**Your objective**. From the entries below, work out the number of lines that hold the word "perfil", and give that number alone.
*** Given information Section Begins ***
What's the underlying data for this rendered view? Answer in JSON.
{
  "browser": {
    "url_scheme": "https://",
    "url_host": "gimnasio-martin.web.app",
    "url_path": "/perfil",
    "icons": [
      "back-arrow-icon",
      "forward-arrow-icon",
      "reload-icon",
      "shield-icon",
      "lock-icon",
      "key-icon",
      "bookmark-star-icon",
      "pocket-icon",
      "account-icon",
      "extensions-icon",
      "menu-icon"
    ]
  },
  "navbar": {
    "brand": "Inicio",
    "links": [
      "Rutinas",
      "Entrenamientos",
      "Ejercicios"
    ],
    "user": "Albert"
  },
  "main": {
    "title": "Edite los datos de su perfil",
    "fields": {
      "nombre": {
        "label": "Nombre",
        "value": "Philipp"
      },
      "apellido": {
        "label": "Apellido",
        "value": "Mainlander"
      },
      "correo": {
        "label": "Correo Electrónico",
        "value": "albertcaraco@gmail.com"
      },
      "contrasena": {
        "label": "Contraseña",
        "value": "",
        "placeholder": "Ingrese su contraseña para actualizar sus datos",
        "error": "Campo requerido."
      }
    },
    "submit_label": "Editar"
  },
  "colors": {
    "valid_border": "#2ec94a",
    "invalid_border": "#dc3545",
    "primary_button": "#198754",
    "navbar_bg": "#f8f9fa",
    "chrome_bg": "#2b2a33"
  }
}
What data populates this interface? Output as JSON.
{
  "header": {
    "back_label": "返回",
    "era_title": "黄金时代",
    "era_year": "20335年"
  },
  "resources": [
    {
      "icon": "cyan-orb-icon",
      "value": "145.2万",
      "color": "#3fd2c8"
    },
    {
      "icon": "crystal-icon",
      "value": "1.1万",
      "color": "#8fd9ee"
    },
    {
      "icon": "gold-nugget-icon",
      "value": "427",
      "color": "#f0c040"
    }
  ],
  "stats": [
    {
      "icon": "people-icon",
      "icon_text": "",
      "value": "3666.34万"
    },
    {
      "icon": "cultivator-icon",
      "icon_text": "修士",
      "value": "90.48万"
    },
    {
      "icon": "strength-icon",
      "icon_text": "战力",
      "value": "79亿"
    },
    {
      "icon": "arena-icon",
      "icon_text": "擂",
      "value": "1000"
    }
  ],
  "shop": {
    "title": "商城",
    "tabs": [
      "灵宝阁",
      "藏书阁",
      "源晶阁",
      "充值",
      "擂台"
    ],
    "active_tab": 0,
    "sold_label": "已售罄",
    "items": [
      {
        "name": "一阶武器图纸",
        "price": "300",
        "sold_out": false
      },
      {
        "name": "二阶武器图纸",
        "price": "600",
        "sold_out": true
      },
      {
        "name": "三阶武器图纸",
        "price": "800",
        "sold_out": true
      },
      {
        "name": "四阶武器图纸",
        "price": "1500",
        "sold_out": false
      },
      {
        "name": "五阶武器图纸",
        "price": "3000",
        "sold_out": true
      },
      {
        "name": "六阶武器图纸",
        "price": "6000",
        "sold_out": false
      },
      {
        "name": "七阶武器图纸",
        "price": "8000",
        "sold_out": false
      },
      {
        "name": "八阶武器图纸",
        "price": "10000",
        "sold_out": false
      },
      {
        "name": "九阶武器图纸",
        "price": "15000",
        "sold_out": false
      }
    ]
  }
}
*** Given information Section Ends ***
**Task result**. 2